Dataset rows describing interfaces:
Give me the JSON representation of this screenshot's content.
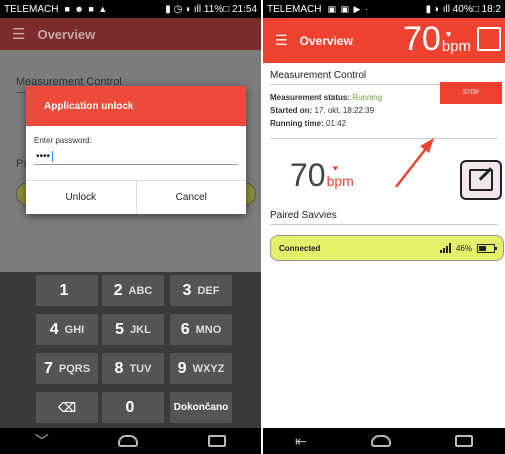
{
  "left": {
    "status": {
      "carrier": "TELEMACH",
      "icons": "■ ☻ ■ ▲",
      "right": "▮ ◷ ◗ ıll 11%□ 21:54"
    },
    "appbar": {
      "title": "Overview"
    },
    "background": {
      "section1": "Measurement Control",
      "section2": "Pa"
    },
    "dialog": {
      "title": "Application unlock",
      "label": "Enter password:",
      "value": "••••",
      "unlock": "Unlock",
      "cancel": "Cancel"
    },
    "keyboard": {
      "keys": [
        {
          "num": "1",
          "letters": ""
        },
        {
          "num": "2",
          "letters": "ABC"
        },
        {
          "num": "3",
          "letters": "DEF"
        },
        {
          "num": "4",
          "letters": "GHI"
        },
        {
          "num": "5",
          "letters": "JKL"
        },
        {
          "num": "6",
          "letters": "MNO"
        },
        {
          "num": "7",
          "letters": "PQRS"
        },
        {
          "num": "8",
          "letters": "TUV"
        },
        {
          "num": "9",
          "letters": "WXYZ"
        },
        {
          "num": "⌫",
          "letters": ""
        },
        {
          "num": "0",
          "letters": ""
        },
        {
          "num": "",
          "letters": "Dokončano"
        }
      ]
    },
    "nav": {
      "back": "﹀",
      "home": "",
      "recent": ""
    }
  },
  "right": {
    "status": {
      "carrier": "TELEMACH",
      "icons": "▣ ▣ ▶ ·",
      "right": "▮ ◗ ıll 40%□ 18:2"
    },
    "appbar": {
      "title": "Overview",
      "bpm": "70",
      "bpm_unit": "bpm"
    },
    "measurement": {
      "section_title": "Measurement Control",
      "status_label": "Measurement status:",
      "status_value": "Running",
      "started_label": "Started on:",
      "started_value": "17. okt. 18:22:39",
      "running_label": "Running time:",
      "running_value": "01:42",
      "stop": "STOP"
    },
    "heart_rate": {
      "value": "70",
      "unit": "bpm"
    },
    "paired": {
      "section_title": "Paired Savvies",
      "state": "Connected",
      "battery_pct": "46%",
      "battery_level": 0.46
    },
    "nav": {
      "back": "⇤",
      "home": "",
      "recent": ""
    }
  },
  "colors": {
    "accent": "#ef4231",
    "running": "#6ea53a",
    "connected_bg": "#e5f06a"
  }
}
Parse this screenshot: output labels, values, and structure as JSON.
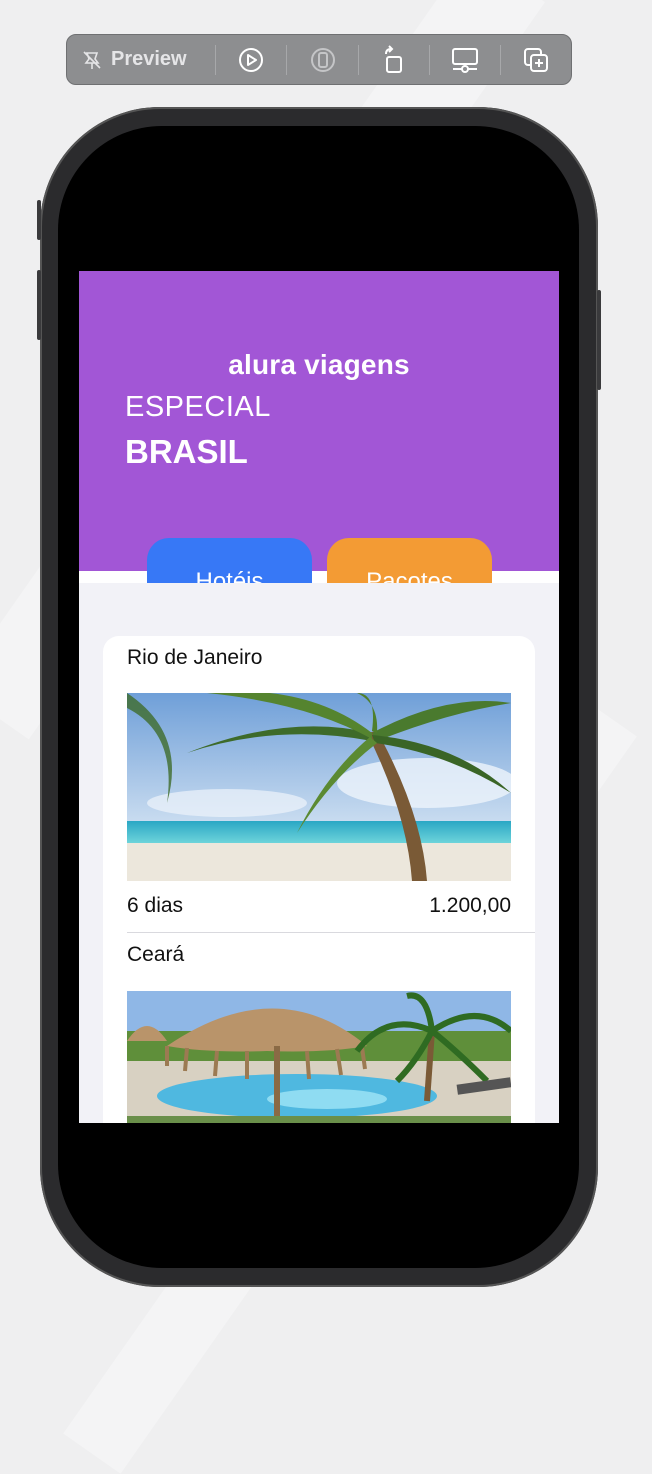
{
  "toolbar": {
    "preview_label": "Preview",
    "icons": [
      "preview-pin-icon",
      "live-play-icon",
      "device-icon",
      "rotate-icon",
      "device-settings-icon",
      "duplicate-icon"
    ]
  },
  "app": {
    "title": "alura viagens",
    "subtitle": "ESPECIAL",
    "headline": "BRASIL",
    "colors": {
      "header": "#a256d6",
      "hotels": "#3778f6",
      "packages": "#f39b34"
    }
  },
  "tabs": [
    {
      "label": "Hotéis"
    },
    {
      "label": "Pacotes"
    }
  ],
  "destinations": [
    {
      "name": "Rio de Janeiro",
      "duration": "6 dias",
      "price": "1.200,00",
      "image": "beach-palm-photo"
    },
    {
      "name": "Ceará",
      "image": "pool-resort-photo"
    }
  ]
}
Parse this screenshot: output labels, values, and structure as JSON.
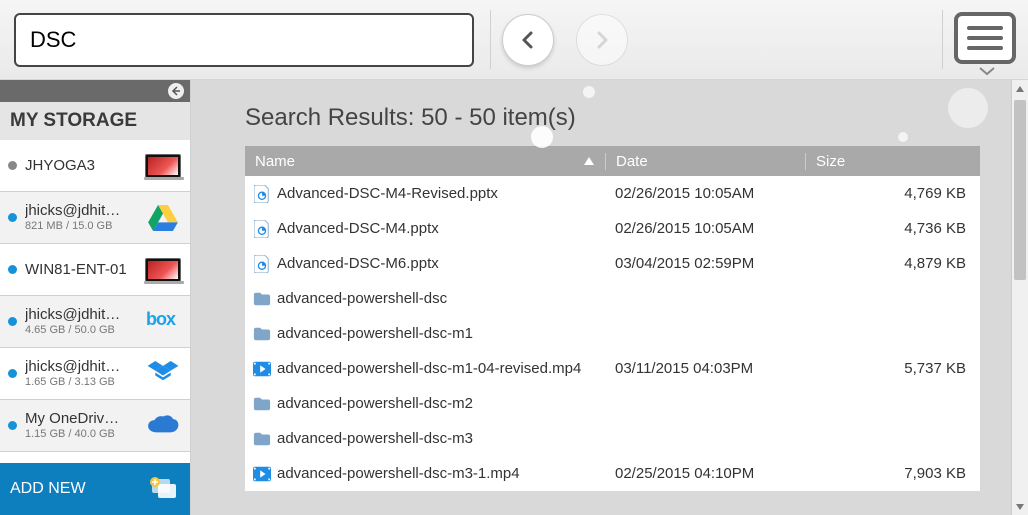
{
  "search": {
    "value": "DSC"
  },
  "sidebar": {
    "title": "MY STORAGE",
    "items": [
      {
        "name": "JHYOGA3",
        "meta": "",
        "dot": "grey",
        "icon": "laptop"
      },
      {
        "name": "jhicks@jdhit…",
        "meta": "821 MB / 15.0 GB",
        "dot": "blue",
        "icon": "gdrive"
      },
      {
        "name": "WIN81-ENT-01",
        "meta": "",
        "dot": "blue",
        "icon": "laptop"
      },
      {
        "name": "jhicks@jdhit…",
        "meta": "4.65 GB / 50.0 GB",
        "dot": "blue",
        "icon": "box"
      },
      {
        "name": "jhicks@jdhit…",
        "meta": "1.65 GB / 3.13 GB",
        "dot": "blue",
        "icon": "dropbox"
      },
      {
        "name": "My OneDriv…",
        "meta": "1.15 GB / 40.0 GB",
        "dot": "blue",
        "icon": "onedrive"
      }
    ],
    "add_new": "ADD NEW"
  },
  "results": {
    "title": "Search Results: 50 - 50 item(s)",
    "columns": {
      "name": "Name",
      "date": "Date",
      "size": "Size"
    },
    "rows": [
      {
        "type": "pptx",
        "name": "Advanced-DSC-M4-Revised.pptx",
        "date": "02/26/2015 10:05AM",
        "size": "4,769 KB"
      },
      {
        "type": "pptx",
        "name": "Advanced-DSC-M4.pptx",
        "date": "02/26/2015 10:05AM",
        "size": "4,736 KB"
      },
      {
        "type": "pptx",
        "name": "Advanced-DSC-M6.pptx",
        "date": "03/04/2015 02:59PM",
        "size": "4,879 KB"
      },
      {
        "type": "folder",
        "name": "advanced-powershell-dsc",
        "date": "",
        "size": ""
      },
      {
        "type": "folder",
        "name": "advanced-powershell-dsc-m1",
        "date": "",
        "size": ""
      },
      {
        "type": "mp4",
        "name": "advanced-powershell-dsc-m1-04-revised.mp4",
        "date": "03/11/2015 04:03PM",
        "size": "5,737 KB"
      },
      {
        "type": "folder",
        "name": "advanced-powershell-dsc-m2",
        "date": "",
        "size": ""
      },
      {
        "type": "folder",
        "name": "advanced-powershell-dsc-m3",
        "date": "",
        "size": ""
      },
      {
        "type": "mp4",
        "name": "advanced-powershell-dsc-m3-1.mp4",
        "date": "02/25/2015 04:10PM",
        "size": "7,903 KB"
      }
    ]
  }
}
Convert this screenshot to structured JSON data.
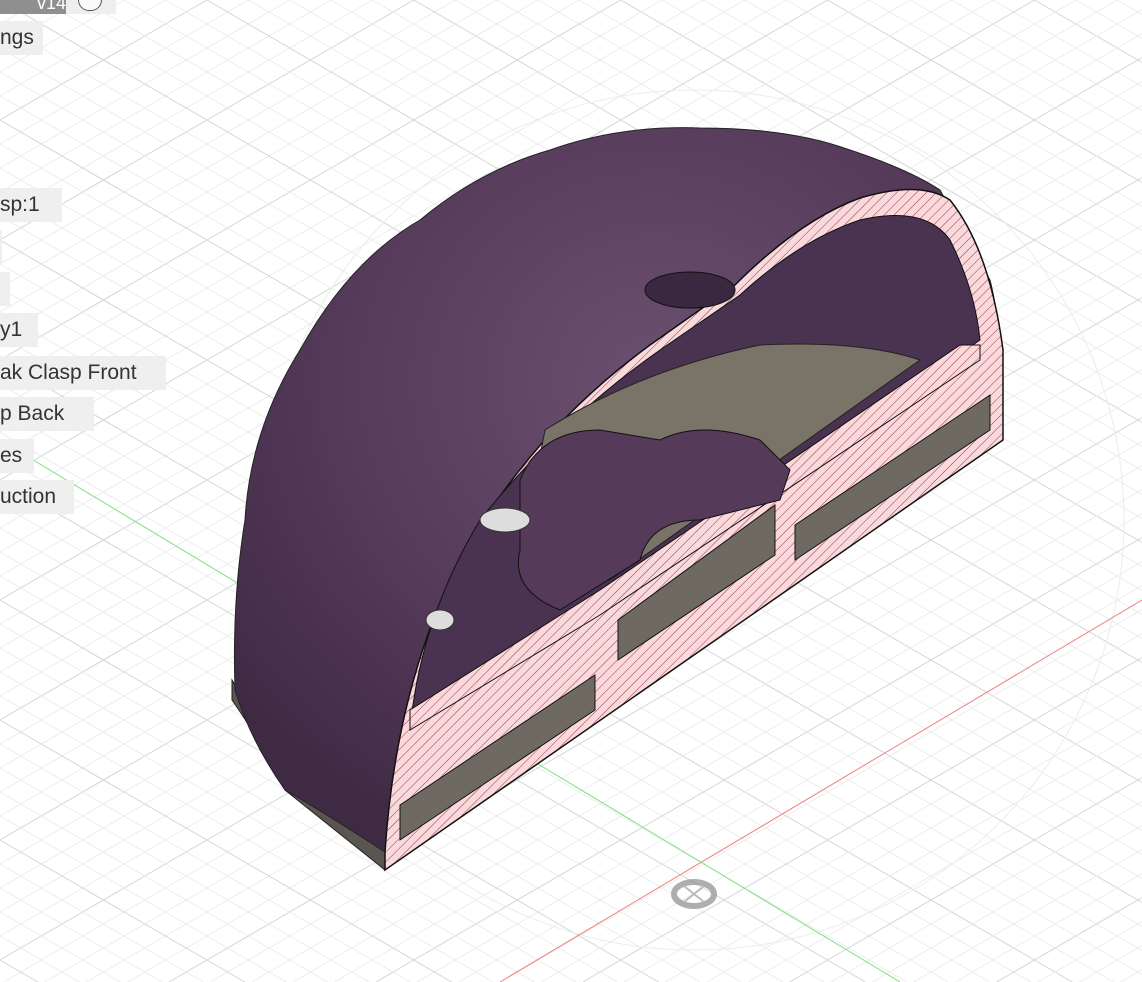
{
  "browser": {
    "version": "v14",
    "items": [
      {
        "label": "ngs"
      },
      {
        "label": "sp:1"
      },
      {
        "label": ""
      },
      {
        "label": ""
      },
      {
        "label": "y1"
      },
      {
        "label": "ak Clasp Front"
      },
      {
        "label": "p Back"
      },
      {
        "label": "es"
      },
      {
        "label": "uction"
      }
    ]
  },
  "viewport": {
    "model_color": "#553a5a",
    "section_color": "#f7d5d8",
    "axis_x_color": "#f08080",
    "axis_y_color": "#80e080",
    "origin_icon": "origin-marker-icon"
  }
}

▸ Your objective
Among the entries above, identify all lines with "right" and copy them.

▸ Written response
      "right": "▮ ◷ ◗ ıll 11%□ 21:54"
  "right": {
      "right": "▮ ◗ ıll 40%□ 18:2"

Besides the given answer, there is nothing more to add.